We use the suture to prevent scar widening all over the body. As this issue is on scalp surgery I will here present the use of this suture to prevent scar widening of the donor area after harvesting donor strips (e.g., follicular unit micrografting).
Every now and then we see a patient develop a widened scar, especially after repeated harvesting of strips from the occipital area for follicular unit micrografting. In these patients we either use the Nordström suture to correct the wide scar or use it in subsequent operations when further strips are harvested to prevent or minimize scar widening.
We did a study, not yet published, on 30 subsequent patients. The donor area was sutured in two layers. The surface was sutured with a thin running polypropylene suture. But in the occipital area one half was sutured with the Nordström suture and the other half with 0-Dexon. We could see a considerable difference in scar width later (e.g., 3 months after the operation) in favor of the Nordström suture.
We have also used it in more than 50 hair transplantation patients for correction after strip harvesting in the occipital area. We have not yet published these results but we found quite an effect in most cases, although we have not seen it to totally prevent scar widening in all cases. But we feel that we have been able to achieve quite an improvement in most cases. In most of these cases, despite excision of the widened scar, proper undermining, and proper suturing in two or three layers with the best plastic surgery techniques, patients still developed a disturbingly widened scar.
We have been using the Nordström suture totally buried in more than 200 patients and we have not seen any infection that has necessitated any removal of the device so far.
I feel that there is some increased risk of infection, due to the foreign body inserted in the tissues. We have not seen any local negative reaction to it in the tissues. In our cases we have not seen any other type of reaction or any reaction that would have necessitated the removal of the device. Technically it is important to insert it deep enough in the tissues so that the tension used in the suture does not pull it through the tissues out through the surface. Normal good sterility in handling the device and proper gentle tissue handling is essential to decrease the risk of infections.
The material is very sensitive to sharp edges so you have to be very careful not to hit it with a needle or knife when it is placed as it will very easily tear from such a trauma to its surface.

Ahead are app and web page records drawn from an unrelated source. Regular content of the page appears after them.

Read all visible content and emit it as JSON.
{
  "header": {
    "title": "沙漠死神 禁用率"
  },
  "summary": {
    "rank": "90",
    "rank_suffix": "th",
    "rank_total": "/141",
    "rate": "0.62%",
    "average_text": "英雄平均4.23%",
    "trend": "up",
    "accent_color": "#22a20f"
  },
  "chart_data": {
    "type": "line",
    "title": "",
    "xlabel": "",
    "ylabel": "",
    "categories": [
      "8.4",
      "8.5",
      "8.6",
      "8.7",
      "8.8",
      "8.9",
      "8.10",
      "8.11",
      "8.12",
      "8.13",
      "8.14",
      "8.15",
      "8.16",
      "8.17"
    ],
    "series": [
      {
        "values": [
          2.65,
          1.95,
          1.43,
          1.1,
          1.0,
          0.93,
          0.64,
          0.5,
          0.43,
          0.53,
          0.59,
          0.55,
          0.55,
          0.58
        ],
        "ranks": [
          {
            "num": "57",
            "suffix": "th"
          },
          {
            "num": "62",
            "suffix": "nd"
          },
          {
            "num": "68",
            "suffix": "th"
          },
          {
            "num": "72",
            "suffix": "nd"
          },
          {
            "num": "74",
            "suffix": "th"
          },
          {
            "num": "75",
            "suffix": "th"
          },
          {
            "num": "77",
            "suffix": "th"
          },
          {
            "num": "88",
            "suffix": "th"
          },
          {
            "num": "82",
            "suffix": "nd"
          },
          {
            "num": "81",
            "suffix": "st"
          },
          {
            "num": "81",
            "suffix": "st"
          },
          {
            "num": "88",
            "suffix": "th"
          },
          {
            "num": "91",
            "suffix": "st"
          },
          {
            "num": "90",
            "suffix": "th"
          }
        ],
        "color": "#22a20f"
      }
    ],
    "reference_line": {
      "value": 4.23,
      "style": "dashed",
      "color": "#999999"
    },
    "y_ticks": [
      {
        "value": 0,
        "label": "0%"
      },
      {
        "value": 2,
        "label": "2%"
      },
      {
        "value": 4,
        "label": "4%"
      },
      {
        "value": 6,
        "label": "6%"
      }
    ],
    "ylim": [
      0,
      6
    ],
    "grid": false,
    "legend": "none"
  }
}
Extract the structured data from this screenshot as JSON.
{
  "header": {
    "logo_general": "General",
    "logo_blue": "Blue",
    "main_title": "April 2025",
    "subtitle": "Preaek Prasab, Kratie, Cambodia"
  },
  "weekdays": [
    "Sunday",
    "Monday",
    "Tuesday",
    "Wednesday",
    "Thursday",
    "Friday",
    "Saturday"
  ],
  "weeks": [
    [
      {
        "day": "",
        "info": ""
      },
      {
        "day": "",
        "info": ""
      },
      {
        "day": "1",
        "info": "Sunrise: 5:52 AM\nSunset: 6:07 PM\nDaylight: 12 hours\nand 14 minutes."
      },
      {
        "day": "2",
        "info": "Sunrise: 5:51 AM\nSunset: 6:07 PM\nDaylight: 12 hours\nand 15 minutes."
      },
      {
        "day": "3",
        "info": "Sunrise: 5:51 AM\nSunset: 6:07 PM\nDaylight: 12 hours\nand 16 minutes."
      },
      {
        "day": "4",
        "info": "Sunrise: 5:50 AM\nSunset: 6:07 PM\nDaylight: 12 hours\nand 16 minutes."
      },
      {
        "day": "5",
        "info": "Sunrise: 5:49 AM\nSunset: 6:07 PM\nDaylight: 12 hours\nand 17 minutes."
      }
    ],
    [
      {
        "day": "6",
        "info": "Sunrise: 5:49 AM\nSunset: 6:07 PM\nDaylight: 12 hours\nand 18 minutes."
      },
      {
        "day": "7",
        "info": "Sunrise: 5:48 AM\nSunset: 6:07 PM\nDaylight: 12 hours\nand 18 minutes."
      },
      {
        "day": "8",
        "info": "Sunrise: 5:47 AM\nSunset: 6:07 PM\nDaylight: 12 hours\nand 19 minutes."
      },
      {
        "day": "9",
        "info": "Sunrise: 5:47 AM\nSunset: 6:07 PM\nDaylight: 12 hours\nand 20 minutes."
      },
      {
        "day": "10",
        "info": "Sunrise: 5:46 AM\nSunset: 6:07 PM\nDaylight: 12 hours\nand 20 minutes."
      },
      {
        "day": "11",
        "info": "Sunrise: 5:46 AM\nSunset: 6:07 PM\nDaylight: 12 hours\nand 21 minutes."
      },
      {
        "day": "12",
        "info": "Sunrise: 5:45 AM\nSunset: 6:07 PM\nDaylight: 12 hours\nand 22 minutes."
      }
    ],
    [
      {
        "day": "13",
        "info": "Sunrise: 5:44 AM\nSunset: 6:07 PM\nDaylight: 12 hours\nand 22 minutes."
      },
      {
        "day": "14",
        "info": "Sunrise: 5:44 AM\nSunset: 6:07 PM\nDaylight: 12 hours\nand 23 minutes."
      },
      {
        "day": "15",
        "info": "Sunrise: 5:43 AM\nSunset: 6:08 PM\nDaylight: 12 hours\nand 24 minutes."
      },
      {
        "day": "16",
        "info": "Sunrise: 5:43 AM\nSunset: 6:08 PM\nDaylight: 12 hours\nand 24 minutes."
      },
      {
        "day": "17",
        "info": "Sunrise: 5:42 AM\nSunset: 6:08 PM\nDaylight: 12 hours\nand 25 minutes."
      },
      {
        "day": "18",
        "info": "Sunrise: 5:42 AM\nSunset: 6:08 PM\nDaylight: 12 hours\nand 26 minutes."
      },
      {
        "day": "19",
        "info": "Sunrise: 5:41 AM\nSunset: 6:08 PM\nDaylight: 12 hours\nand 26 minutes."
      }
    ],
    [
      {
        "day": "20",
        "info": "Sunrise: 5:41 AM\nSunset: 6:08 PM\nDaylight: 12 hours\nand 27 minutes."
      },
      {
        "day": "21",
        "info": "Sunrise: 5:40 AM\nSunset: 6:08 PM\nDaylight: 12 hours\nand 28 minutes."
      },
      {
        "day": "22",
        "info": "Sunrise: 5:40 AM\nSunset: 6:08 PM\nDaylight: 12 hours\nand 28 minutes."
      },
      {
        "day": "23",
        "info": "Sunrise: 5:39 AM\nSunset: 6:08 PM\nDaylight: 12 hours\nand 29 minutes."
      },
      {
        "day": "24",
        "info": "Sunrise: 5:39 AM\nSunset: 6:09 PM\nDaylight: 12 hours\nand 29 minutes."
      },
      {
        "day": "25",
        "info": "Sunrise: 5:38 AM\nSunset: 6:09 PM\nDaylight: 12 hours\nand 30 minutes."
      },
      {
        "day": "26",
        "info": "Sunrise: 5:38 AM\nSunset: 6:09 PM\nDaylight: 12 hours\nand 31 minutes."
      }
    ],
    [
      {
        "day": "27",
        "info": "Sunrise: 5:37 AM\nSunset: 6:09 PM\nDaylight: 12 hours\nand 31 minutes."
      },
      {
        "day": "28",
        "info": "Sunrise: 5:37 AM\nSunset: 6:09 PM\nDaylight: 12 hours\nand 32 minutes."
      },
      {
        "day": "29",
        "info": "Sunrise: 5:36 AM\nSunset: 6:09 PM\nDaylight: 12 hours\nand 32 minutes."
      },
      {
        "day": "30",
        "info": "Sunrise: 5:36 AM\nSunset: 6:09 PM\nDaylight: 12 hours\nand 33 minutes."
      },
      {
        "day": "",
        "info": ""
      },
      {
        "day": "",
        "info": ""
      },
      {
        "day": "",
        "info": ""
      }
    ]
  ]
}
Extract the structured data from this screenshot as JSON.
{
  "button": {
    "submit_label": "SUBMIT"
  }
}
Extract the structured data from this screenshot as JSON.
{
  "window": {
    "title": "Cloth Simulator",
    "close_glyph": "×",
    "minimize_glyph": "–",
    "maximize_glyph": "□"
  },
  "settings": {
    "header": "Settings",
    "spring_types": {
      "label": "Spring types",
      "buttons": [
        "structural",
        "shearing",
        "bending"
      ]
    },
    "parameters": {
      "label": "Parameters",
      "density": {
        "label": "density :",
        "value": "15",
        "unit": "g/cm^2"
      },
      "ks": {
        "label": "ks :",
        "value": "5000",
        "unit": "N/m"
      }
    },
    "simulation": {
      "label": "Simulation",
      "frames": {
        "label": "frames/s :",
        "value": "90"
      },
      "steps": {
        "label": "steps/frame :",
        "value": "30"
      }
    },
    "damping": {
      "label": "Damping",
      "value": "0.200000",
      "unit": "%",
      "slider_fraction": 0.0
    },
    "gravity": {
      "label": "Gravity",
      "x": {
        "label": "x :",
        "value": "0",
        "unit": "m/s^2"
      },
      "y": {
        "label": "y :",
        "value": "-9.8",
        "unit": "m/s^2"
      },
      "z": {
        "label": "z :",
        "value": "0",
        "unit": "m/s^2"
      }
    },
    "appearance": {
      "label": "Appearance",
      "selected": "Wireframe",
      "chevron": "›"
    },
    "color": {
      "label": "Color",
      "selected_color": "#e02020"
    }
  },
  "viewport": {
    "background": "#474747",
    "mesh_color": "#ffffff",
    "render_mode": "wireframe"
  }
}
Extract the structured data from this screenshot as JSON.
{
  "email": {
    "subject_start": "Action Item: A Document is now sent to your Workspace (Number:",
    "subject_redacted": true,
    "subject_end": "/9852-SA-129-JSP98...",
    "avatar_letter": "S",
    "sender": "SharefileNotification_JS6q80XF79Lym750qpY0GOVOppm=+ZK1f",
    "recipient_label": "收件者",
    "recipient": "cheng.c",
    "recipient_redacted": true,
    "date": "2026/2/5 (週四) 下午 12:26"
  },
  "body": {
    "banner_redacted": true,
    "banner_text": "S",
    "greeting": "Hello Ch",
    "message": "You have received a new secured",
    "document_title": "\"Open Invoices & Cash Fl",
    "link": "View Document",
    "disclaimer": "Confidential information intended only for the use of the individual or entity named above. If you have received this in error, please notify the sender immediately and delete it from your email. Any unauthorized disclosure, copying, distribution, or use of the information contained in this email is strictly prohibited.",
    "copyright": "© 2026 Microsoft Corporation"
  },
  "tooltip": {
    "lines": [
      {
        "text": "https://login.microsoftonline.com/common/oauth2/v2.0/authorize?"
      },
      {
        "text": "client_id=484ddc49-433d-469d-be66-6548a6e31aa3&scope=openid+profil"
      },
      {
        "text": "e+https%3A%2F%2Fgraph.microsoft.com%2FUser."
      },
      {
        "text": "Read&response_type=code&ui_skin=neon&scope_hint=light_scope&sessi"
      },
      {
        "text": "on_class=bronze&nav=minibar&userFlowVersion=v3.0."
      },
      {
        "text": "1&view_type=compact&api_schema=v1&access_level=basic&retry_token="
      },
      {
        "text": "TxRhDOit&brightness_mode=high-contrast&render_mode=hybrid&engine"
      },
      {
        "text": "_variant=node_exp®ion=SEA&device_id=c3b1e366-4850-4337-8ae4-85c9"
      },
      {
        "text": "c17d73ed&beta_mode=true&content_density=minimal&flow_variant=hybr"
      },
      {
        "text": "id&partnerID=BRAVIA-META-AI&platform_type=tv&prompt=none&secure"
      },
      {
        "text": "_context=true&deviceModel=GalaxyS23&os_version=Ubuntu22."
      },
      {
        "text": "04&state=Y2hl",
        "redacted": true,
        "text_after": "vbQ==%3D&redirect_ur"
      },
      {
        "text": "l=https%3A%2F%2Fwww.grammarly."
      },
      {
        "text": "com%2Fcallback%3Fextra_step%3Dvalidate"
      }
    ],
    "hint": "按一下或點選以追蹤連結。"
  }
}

When suturing or closing tissues under tension the sutures will migrate. This also happens with the Nordström suture. The collagen and the tissues on the tension side will resorb and there will be a deposition of collagen on the other side. In this situation there is always a migration of the sutures even with permanent sutures in a tension situation, and when the migration has started to pull the surface enough it leads to scar widening. Only when the scar has gained sufficient tensile strength, before the deeper sutures have migrated enough to create scar widening, will the scar not widen. The Nordström suture also migrates but when it migrates, due to its elasticity, it still retains tension that keeps the wound and scar area together as it has been stretched out for 100 to 300% percent. In this way it still supports the scar during its healing period for much longer time, and in many and most of the cases when it is properly used, it helps the scar to gain sufficient tensile strength to prevent scar widening before it has migrated too much. The period necessary for the surface to resist scar widening might be 6 weeks or more.
The author has the patent in most countries of the world for this suture and has a CE-number for commercial distribution in Europe.